Supplied entries:
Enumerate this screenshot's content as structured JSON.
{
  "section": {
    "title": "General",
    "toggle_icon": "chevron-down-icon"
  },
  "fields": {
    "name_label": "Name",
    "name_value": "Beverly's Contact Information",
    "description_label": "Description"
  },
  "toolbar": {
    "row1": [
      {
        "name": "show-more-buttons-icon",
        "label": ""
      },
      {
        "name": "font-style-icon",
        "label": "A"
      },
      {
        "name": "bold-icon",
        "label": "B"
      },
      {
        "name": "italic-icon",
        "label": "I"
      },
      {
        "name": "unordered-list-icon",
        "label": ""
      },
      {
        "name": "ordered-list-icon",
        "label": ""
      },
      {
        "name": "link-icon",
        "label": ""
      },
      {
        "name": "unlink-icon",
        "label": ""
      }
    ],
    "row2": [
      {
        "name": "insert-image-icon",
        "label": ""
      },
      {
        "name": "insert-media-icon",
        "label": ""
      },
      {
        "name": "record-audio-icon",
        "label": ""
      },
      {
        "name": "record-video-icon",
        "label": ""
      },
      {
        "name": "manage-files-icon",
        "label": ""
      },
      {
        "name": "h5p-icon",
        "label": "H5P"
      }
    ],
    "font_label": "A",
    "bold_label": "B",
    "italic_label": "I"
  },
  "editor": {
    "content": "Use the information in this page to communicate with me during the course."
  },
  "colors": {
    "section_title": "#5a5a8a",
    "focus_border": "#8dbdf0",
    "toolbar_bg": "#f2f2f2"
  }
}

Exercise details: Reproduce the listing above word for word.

Written solution:
Enumerate this screenshot's content as structured JSON.
{
  "section": {
    "title": "General",
    "toggle_icon": "chevron-down-icon"
  },
  "fields": {
    "name_label": "Name",
    "name_value": "Beverly's Contact Information",
    "description_label": "Description"
  },
  "toolbar": {
    "row1": [
      {
        "name": "show-more-buttons-icon",
        "label": ""
      },
      {
        "name": "font-style-icon",
        "label": "A"
      },
      {
        "name": "bold-icon",
        "label": "B"
      },
      {
        "name": "italic-icon",
        "label": "I"
      },
      {
        "name": "unordered-list-icon",
        "label": ""
      },
      {
        "name": "ordered-list-icon",
        "label": ""
      },
      {
        "name": "link-icon",
        "label": ""
      },
      {
        "name": "unlink-icon",
        "label": ""
      }
    ],
    "row2": [
      {
        "name": "insert-image-icon",
        "label": ""
      },
      {
        "name": "insert-media-icon",
        "label": ""
      },
      {
        "name": "record-audio-icon",
        "label": ""
      },
      {
        "name": "record-video-icon",
        "label": ""
      },
      {
        "name": "manage-files-icon",
        "label": ""
      },
      {
        "name": "h5p-icon",
        "label": "H5P"
      }
    ],
    "font_label": "A",
    "bold_label": "B",
    "italic_label": "I"
  },
  "editor": {
    "content": "Use the information in this page to communicate with me during the course."
  },
  "colors": {
    "section_title": "#5a5a8a",
    "focus_border": "#8dbdf0",
    "toolbar_bg": "#f2f2f2"
  }
}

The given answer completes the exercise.